New Zealand has
eliminated the disease from its shores, with the only cases now coming from Kiwis
returning from overseas, most notably from India, Australia and the USA, and all
of whom are in isolation11. The last new case in New Zealand was in
late May, and from June 9, New Zealand lifted almost all Covid-19 restrictions
after there were no remaining active cases in the country. Under new rules, social distancing is not
required and there are no limits on public gatherings, but borders remain
closed to foreigners. Shops and other businesses are open, people can go to
cafes, restaurants, pubs, sporting events, weddings, funerals, and travel on public
transport12,13. Life has largely returned to something approaching ‘normal’.
New Zealand has a population just over 5 million, and has had 1,547 Covid-19
cases and 22 deaths. That is 309 cases per million population, and 4.4 deaths
per million, and these are relatively static. Australia has now had 10,487
cases and 111 deaths. That is 411 cases per million population and a similar 4.4
deaths per million14, and these seem to be slowly increasing with
the outbreaks in Victoria and New South Wales.

The main concern of
the conservatives mentioned above is to keep the money flowing through the
economy at the insignificant cost of a ‘few’ more deaths as outbreaks like that
in Victoria and New South Wales recur. This does make you wonder where the real
journalists are these days; those with enough gumption to ask people like
Morrison and Berejiklian how many lives they are willing to sacrifice in a bid
to placate people like Creighton’s boss Rupert Murdoch. It also makes you
wonder where Australia’s economy would be if the Morrison government had been
as aggressively successful as the Ardern government. However, that would be

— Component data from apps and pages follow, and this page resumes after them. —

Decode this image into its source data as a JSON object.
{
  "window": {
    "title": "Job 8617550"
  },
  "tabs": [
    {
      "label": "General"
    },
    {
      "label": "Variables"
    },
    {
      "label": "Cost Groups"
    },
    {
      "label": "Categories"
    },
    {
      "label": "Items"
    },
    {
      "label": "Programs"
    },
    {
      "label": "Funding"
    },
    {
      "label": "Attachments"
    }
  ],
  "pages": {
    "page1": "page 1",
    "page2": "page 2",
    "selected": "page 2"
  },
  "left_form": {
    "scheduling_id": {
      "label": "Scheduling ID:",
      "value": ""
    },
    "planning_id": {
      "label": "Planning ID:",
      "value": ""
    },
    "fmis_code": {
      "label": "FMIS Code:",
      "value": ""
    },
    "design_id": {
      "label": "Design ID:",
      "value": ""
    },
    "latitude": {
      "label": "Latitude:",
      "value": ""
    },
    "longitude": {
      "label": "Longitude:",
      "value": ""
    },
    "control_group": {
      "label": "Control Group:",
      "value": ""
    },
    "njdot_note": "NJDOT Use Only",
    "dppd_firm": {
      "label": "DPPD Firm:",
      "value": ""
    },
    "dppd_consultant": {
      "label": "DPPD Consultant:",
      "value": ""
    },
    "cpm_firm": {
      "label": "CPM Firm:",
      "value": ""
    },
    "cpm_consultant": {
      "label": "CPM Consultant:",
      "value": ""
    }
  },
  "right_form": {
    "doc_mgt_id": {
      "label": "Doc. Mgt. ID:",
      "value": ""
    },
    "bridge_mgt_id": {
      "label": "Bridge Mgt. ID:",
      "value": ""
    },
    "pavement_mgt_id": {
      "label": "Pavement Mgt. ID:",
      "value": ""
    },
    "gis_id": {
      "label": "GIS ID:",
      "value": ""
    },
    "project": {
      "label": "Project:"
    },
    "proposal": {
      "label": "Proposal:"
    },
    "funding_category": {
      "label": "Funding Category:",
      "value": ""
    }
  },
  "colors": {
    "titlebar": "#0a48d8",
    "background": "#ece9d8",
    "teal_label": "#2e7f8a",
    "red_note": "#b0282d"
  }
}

pointless; the Morrison government is simply incapable. They have, as they say,
their eye upon the hole and not upon the doughnut. That is why we are going to
suffer a much more prolonged viral agony than those across the ditch. That
agony will be measured in lives.